What are gestures and why
are they so important?

Seana M. Speirs

Stop for a second and think about the first time you noticed your little one sending a message to you, intentionally!


What happened exactly? What did your child try to tell you and HOW did he or she let you know what he or she wanted ?


Perhaps it was the time your baby reached with arms up to let you know she wanted out of her crib. Or maybe it was the time that your little one dropped her cup off the highchair and reached her hand down to the floor, looked at you and made a sound like, “uh uh” to let you know she wanted it back. These moments of communication with the hands (sometimes paired with sounds) are gestures and they are the underlying skills that a young child develops before they begin to talk!


Most recent research from the Baby Navigator program at Florida State University has revealed that a young child with typically-developing communication skills will actually establish the use of 16 gestures by 16 months of age. There is so much learning going on in that first year of life!


You may be wondering about your own child under the age of 16 months. Maybe you are concerned that your child does not often send clear messages to you. It could be that the child is not tuning in to the parent’s face as much as another same-aged child. It may be that the child is more interested in objects: a favorite toy, the tupperware lids that are fun to dump out of the drawer , or the opening and closing of doors on a cupboard. Sometimes, not because of any fault of the parents , a child is just not as “watchful”, meaning they are not watching when the parent waves “bye”, they don’t seem to look when the parent points at something, or they don’t watch your face when you shake your head “no”. If this is something that you are thinking about, please know that it is not too early to look into getting some support to help you help your child! Early intervention often leads to some wonderful growth in a child’s intentional communication… and this helps get your child on-track for the production of those first words. If you feel you need some help in figuring out what gestures your child uses, it may be a good idea to consult with a paediatric speech – language pathologist .
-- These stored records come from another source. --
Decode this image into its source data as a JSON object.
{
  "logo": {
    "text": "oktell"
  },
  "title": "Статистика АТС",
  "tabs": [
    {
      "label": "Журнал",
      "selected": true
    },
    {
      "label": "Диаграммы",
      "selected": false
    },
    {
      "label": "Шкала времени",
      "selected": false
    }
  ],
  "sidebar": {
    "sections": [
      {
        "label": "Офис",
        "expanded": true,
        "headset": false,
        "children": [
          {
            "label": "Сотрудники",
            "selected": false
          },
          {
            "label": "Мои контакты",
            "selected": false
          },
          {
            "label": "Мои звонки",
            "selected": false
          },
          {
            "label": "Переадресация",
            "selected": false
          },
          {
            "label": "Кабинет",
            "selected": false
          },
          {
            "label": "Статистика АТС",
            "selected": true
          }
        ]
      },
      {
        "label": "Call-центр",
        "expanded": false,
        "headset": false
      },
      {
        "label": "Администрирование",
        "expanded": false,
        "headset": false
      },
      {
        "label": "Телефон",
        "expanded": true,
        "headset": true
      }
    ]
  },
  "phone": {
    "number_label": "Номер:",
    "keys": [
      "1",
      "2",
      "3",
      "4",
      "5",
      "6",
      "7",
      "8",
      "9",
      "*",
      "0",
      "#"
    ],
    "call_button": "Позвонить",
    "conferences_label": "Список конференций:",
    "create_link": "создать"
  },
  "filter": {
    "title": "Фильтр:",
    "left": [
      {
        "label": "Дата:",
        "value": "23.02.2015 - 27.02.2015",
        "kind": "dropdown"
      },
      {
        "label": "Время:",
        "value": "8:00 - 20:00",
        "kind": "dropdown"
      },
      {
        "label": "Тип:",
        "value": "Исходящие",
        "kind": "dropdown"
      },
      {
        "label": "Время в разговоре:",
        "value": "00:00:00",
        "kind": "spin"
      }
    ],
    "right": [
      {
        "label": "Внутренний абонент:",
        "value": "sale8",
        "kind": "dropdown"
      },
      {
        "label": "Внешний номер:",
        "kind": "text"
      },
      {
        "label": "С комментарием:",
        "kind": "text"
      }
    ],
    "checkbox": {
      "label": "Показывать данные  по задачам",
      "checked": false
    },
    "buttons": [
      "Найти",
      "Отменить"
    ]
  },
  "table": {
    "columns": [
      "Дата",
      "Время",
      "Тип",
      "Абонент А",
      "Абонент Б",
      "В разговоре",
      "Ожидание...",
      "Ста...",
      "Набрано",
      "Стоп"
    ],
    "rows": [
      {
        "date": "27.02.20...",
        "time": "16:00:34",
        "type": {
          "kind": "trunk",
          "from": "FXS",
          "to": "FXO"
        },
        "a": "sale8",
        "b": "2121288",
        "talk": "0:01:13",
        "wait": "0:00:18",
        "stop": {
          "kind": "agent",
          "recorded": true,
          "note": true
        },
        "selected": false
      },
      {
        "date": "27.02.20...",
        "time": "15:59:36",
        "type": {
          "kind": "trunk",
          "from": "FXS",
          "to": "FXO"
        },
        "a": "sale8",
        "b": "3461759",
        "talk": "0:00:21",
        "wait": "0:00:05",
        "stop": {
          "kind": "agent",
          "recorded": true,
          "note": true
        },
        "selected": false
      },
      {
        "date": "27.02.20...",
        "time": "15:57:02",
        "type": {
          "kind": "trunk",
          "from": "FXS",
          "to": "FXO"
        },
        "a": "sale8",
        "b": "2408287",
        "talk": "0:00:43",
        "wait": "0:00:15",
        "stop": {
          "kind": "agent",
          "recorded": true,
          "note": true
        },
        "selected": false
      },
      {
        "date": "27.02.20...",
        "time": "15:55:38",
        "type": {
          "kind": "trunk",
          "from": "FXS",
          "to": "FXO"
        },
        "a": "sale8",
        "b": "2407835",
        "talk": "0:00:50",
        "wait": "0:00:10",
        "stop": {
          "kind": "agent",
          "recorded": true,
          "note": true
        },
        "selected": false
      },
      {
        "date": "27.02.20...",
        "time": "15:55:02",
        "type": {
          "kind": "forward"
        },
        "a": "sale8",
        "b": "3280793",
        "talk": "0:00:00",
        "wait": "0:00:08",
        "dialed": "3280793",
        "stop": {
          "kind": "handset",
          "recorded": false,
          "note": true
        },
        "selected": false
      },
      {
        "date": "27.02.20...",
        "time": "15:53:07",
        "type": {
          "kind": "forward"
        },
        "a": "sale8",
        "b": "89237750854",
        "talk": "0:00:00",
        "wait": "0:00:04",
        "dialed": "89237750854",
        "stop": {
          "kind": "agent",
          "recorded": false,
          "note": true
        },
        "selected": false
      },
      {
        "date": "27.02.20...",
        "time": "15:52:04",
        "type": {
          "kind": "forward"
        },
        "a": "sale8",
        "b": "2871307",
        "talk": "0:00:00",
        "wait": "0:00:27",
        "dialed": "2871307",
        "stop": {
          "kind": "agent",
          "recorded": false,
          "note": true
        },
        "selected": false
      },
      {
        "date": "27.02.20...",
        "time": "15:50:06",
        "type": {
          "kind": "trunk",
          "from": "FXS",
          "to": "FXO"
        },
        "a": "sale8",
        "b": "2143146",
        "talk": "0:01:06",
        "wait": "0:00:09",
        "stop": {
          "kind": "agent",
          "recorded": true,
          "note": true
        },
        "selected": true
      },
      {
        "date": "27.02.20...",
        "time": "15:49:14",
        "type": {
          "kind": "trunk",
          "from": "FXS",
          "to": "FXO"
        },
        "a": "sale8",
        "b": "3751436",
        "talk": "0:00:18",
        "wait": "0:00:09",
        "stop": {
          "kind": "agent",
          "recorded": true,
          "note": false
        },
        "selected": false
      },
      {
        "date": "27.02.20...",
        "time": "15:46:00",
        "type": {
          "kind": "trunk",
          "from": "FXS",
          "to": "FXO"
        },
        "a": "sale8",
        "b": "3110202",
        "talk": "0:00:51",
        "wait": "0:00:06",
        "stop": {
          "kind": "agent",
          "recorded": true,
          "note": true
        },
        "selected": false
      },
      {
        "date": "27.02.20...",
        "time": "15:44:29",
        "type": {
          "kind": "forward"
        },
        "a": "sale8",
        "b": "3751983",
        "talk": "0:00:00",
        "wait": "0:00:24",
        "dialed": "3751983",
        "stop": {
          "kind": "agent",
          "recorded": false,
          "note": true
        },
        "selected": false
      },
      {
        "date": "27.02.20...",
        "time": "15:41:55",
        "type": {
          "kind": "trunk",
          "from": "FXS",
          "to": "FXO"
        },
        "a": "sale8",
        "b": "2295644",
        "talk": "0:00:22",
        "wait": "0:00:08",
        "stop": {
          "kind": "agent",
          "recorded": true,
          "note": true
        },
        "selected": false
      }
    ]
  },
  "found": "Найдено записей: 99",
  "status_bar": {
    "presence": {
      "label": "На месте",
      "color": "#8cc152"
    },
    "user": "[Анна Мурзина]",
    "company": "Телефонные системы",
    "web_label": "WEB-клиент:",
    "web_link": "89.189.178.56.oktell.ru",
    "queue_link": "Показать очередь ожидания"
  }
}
I encourage you to check out the 16 by 16 lookbook from https://firstwordsproject.com/about-16by16/
About 16by16 – First Words Project
About the 16 by 16™ Series. The 16 by 16™ series is designed to help families and others learn the critical social communication skills that children should reach by 16 months in order to launch language learning, literacy, and much more by 24 months.
from the Florida State University for very clear descriptive and visual information on the development of gestures.


Please check out my instagram page for ideas to support gestures and read along in my blog . I am passionate about helping parents learn how to support their child’s social communication skills.


Together we can help your little one gain new communication skills through daily activities, books, songs and routines in the home!